Once the pictures are removed, reproduce what is left of the data below exactly.

Interface dataset entries:
--------

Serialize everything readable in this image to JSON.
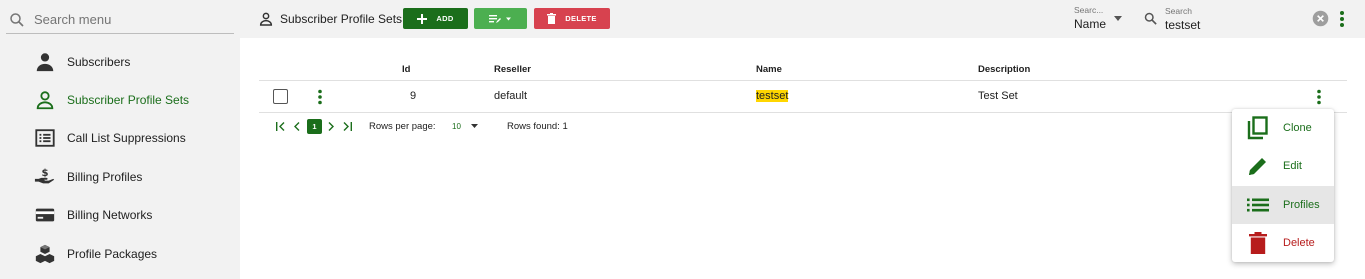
{
  "colors": {
    "primary": "#1b6e1b",
    "edit": "#4caf50",
    "danger": "#d7424f",
    "highlight": "#ffd600"
  },
  "sidebar": {
    "search_placeholder": "Search menu",
    "items": [
      {
        "label": "Subscribers",
        "icon": "person-icon"
      },
      {
        "label": "Subscriber Profile Sets",
        "icon": "person-outline-icon",
        "active": true
      },
      {
        "label": "Call List Suppressions",
        "icon": "list-box-icon"
      },
      {
        "label": "Billing Profiles",
        "icon": "hand-dollar-icon"
      },
      {
        "label": "Billing Networks",
        "icon": "credit-card-icon"
      },
      {
        "label": "Profile Packages",
        "icon": "boxes-icon"
      }
    ]
  },
  "toolbar": {
    "title": "Subscriber Profile Sets",
    "add_label": "ADD",
    "delete_label": "DELETE",
    "search_by_label": "Searc...",
    "search_by_value": "Name",
    "search_label": "Search",
    "search_value": "testset"
  },
  "table": {
    "columns": [
      "Id",
      "Reseller",
      "Name",
      "Description"
    ],
    "rows": [
      {
        "id": "9",
        "reseller": "default",
        "name": "testset",
        "description": "Test Set"
      }
    ]
  },
  "pagination": {
    "current_page": "1",
    "rows_per_page_label": "Rows per page:",
    "rows_per_page_value": "10",
    "rows_found": "Rows found: 1"
  },
  "row_menu": {
    "items": [
      {
        "label": "Clone",
        "icon": "copy-icon"
      },
      {
        "label": "Edit",
        "icon": "pencil-icon"
      },
      {
        "label": "Profiles",
        "icon": "list-icon",
        "hover": true
      },
      {
        "label": "Delete",
        "icon": "trash-icon"
      }
    ]
  }
}
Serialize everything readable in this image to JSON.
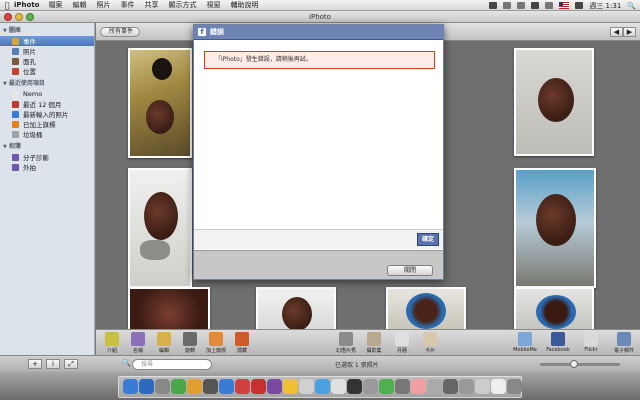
{
  "menubar": {
    "app_name": "iPhoto",
    "items": [
      "檔案",
      "編輯",
      "照片",
      "事件",
      "共享",
      "顯示方式",
      "視窗",
      "輔助說明"
    ],
    "clock": "週三 1:31"
  },
  "window": {
    "title": "iPhoto"
  },
  "sidebar": {
    "sections": [
      {
        "header": "圖庫",
        "items": [
          {
            "label": "事件",
            "icon": "events-icon",
            "color": "#d9a23b",
            "selected": true
          },
          {
            "label": "照片",
            "icon": "photos-icon",
            "color": "#5a7fb8"
          },
          {
            "label": "面孔",
            "icon": "faces-icon",
            "color": "#7a5a3a"
          },
          {
            "label": "位置",
            "icon": "places-icon",
            "color": "#c7412f"
          }
        ]
      },
      {
        "header": "最近使用項目",
        "items": [
          {
            "label": "Nemo",
            "icon": "event-icon",
            "color": "#e6e6e6"
          },
          {
            "label": "最近 12 個月",
            "icon": "calendar-icon",
            "color": "#c0392b"
          },
          {
            "label": "最新輸入的照片",
            "icon": "import-icon",
            "color": "#3a7bd5"
          },
          {
            "label": "已加上旗標",
            "icon": "flag-icon",
            "color": "#e67e22"
          },
          {
            "label": "垃圾桶",
            "icon": "trash-icon",
            "color": "#9aa2aa"
          }
        ]
      },
      {
        "header": "相簿",
        "items": [
          {
            "label": "分子診斷",
            "icon": "album-icon",
            "color": "#6b57b0"
          },
          {
            "label": "外拍",
            "icon": "album-icon",
            "color": "#6b57b0"
          }
        ]
      }
    ]
  },
  "topbar": {
    "back_label": "所有事件",
    "prev": "◀",
    "next": "▶"
  },
  "dialog": {
    "title": "錯誤",
    "logo": "f",
    "error_message": "「iPhoto」發生錯誤，請稍後再試。",
    "confirm_label": "確定",
    "close_label": "關閉"
  },
  "toolbar": {
    "left": [
      {
        "label": "介紹",
        "icon": "info-icon",
        "color": "#c8c040"
      },
      {
        "label": "名稱",
        "icon": "name-icon",
        "color": "#8a70b8"
      },
      {
        "label": "編輯",
        "icon": "pencil-icon",
        "color": "#d8b04a"
      },
      {
        "label": "旋轉",
        "icon": "rotate-icon",
        "color": "#6a6a6a"
      },
      {
        "label": "加上旗標",
        "icon": "flag-icon",
        "color": "#e08a3a"
      },
      {
        "label": "隱藏",
        "icon": "hide-icon",
        "color": "#d05a2a"
      }
    ],
    "middle": [
      {
        "label": "幻燈片秀",
        "icon": "play-icon",
        "color": "#8a8a8a"
      },
      {
        "label": "攝影集",
        "icon": "book-icon",
        "color": "#b8a890"
      },
      {
        "label": "月曆",
        "icon": "calendar-icon",
        "color": "#e0e0e0"
      },
      {
        "label": "卡片",
        "icon": "card-icon",
        "color": "#d8c8b0"
      }
    ],
    "right": [
      {
        "label": "MobileMe",
        "icon": "mobileme-icon",
        "color": "#7aa6d8"
      },
      {
        "label": "Facebook",
        "icon": "facebook-icon",
        "color": "#3b5998"
      },
      {
        "label": "Flickr",
        "icon": "flickr-icon",
        "color": "#dadada"
      },
      {
        "label": "電子郵件",
        "icon": "mail-icon",
        "color": "#6c8ab8"
      }
    ]
  },
  "statusbar": {
    "add": "+",
    "info": "i",
    "fullscreen": "⤢",
    "search_placeholder": "搜尋",
    "status": "已選取 1 張照片"
  },
  "dock": {
    "colors": [
      "#3a7bd5",
      "#2b6ac0",
      "#888888",
      "#4aa84a",
      "#e0a030",
      "#555555",
      "#3a7bd5",
      "#d04040",
      "#c83030",
      "#7a4aa0",
      "#f0c030",
      "#d0d0d0",
      "#4aa0e0",
      "#e0e0e0",
      "#333333",
      "#9a9a9a",
      "#50b050",
      "#777777",
      "#f0a0a0",
      "#aaaaaa",
      "#666666",
      "#999999",
      "#cccccc",
      "#eeeeee",
      "#888888"
    ]
  }
}
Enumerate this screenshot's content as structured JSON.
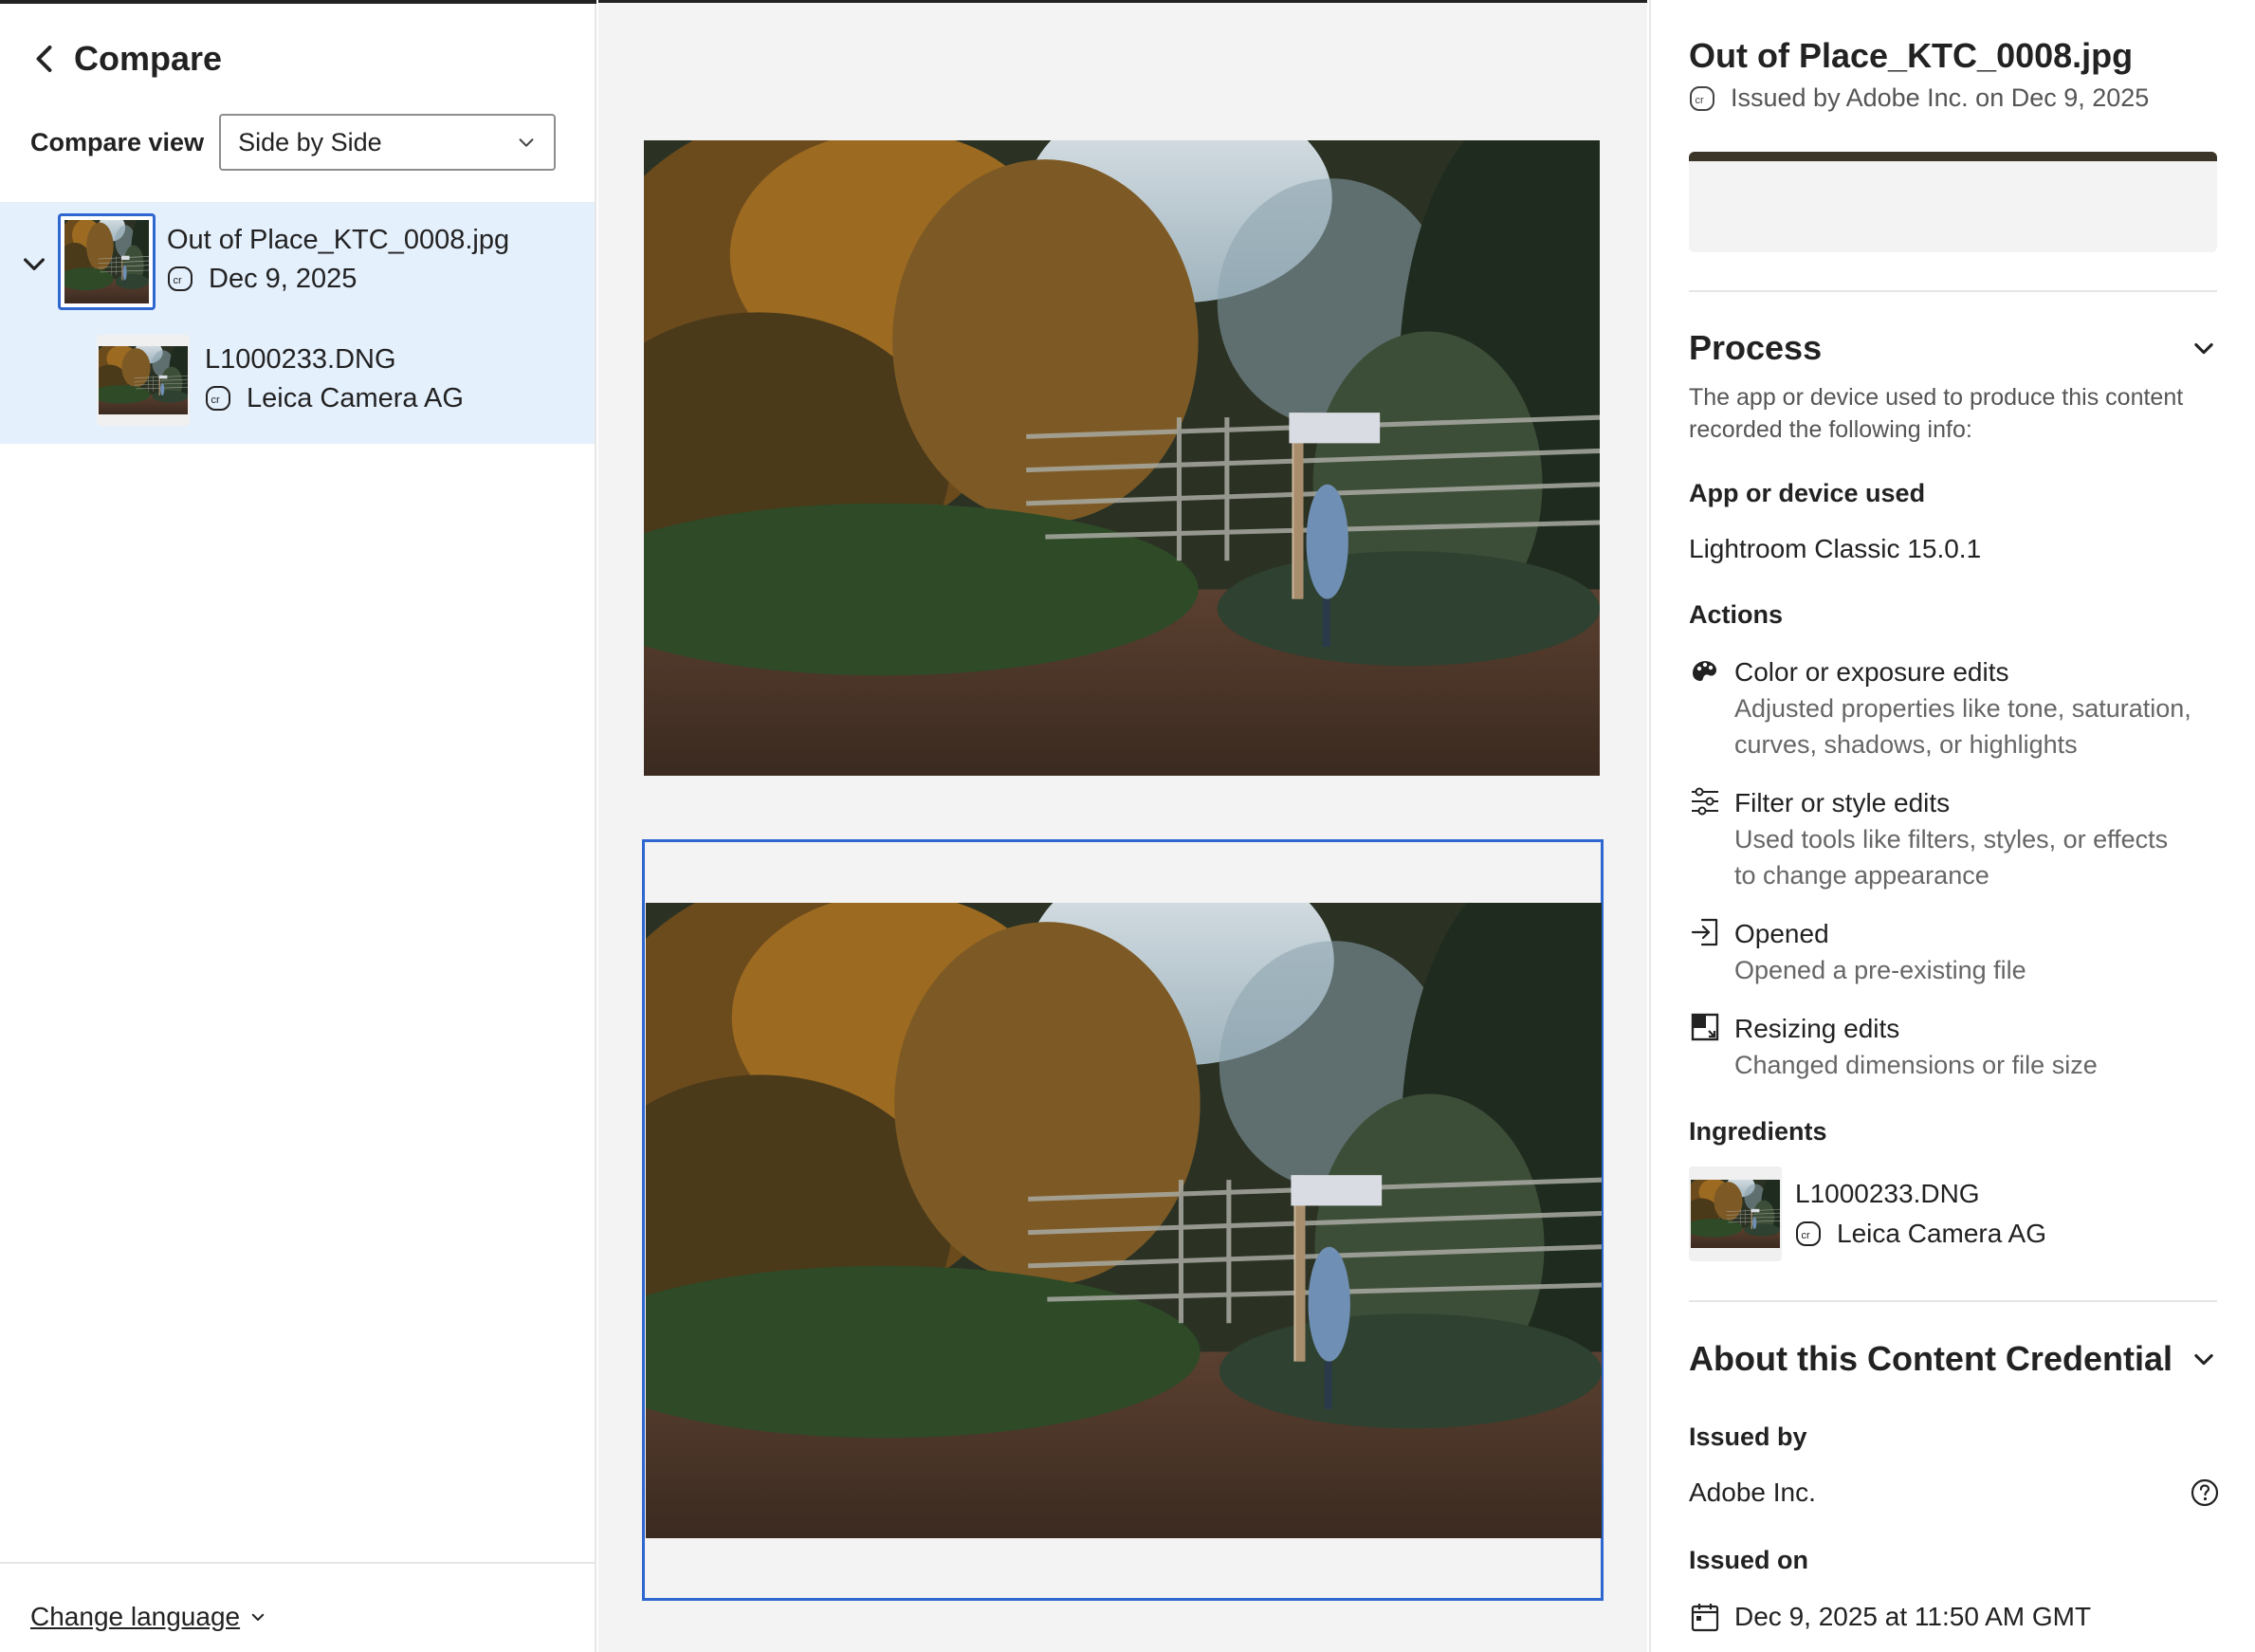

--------

** The answer **
Serialize everything readable in this image to JSON.
{
  "colors": {
    "primary": "#1b6e1b",
    "edit": "#4caf50",
    "danger": "#d7424f",
    "highlight": "#ffd600"
  },
  "sidebar": {
    "search_placeholder": "Search menu",
    "items": [
      {
        "label": "Subscribers",
        "icon": "person-icon"
      },
      {
        "label": "Subscriber Profile Sets",
        "icon": "person-outline-icon",
        "active": true
      },
      {
        "label": "Call List Suppressions",
        "icon": "list-box-icon"
      },
      {
        "label": "Billing Profiles",
        "icon": "hand-dollar-icon"
      },
      {
        "label": "Billing Networks",
        "icon": "credit-card-icon"
      },
      {
        "label": "Profile Packages",
        "icon": "boxes-icon"
      }
    ]
  },
  "toolbar": {
    "title": "Subscriber Profile Sets",
    "add_label": "ADD",
    "delete_label": "DELETE",
    "search_by_label": "Searc...",
    "search_by_value": "Name",
    "search_label": "Search",
    "search_value": "testset"
  },
  "table": {
    "columns": [
      "Id",
      "Reseller",
      "Name",
      "Description"
    ],
    "rows": [
      {
        "id": "9",
        "reseller": "default",
        "name": "testset",
        "description": "Test Set"
      }
    ]
  },
  "pagination": {
    "current_page": "1",
    "rows_per_page_label": "Rows per page:",
    "rows_per_page_value": "10",
    "rows_found": "Rows found: 1"
  },
  "row_menu": {
    "items": [
      {
        "label": "Clone",
        "icon": "copy-icon"
      },
      {
        "label": "Edit",
        "icon": "pencil-icon"
      },
      {
        "label": "Profiles",
        "icon": "list-icon",
        "hover": true
      },
      {
        "label": "Delete",
        "icon": "trash-icon"
      }
    ]
  }
}
Serialize everything readable in this image to JSON.
{
  "menubar": {
    "app_name": "iPhoto",
    "items": [
      "檔案",
      "編輯",
      "照片",
      "事件",
      "共享",
      "顯示方式",
      "視窗",
      "輔助說明"
    ],
    "clock": "週三 1:31"
  },
  "window": {
    "title": "iPhoto"
  },
  "sidebar": {
    "sections": [
      {
        "header": "圖庫",
        "items": [
          {
            "label": "事件",
            "icon": "events-icon",
            "color": "#d9a23b",
            "selected": true
          },
          {
            "label": "照片",
            "icon": "photos-icon",
            "color": "#5a7fb8"
          },
          {
            "label": "面孔",
            "icon": "faces-icon",
            "color": "#7a5a3a"
          },
          {
            "label": "位置",
            "icon": "places-icon",
            "color": "#c7412f"
          }
        ]
      },
      {
        "header": "最近使用項目",
        "items": [
          {
            "label": "Nemo",
            "icon": "event-icon",
            "color": "#e6e6e6"
          },
          {
            "label": "最近 12 個月",
            "icon": "calendar-icon",
            "color": "#c0392b"
          },
          {
            "label": "最新輸入的照片",
            "icon": "import-icon",
            "color": "#3a7bd5"
          },
          {
            "label": "已加上旗標",
            "icon": "flag-icon",
            "color": "#e67e22"
          },
          {
            "label": "垃圾桶",
            "icon": "trash-icon",
            "color": "#9aa2aa"
          }
        ]
      },
      {
        "header": "相簿",
        "items": [
          {
            "label": "分子診斷",
            "icon": "album-icon",
            "color": "#6b57b0"
          },
          {
            "label": "外拍",
            "icon": "album-icon",
            "color": "#6b57b0"
          }
        ]
      }
    ]
  },
  "topbar": {
    "back_label": "所有事件",
    "prev": "◀",
    "next": "▶"
  },
  "dialog": {
    "title": "錯誤",
    "logo": "f",
    "error_message": "「iPhoto」發生錯誤，請稍後再試。",
    "confirm_label": "確定",
    "close_label": "關閉"
  },
  "toolbar": {
    "left": [
      {
        "label": "介紹",
        "icon": "info-icon",
        "color": "#c8c040"
      },
      {
        "label": "名稱",
        "icon": "name-icon",
        "color": "#8a70b8"
      },
      {
        "label": "編輯",
        "icon": "pencil-icon",
        "color": "#d8b04a"
      },
      {
        "label": "旋轉",
        "icon": "rotate-icon",
        "color": "#6a6a6a"
      },
      {
        "label": "加上旗標",
        "icon": "flag-icon",
        "color": "#e08a3a"
      },
      {
        "label": "隱藏",
        "icon": "hide-icon",
        "color": "#d05a2a"
      }
    ],
    "middle": [
      {
        "label": "幻燈片秀",
        "icon": "play-icon",
        "color": "#8a8a8a"
      },
      {
        "label": "攝影集",
        "icon": "book-icon",
        "color": "#b8a890"
      },
      {
        "label": "月曆",
        "icon": "calendar-icon",
        "color": "#e0e0e0"
      },
      {
        "label": "卡片",
        "icon": "card-icon",
        "color": "#d8c8b0"
      }
    ],
    "right": [
      {
        "label": "MobileMe",
        "icon": "mobileme-icon",
        "color": "#7aa6d8"
      },
      {
        "label": "Facebook",
        "icon": "facebook-icon",
        "color": "#3b5998"
      },
      {
        "label": "Flickr",
        "icon": "flickr-icon",
        "color": "#dadada"
      },
      {
        "label": "電子郵件",
        "icon": "mail-icon",
        "color": "#6c8ab8"
      }
    ]
  },
  "statusbar": {
    "add": "+",
    "info": "i",
    "fullscreen": "⤢",
    "search_placeholder": "搜尋",
    "status": "已選取 1 張照片"
  },
  "dock": {
    "colors": [
      "#3a7bd5",
      "#2b6ac0",
      "#888888",
      "#4aa84a",
      "#e0a030",
      "#555555",
      "#3a7bd5",
      "#d04040",
      "#c83030",
      "#7a4aa0",
      "#f0c030",
      "#d0d0d0",
      "#4aa0e0",
      "#e0e0e0",
      "#333333",
      "#9a9a9a",
      "#50b050",
      "#777777",
      "#f0a0a0",
      "#aaaaaa",
      "#666666",
      "#999999",
      "#cccccc",
      "#eeeeee",
      "#888888"
    ]
  }
}
Enumerate this screenshot's content as structured JSON.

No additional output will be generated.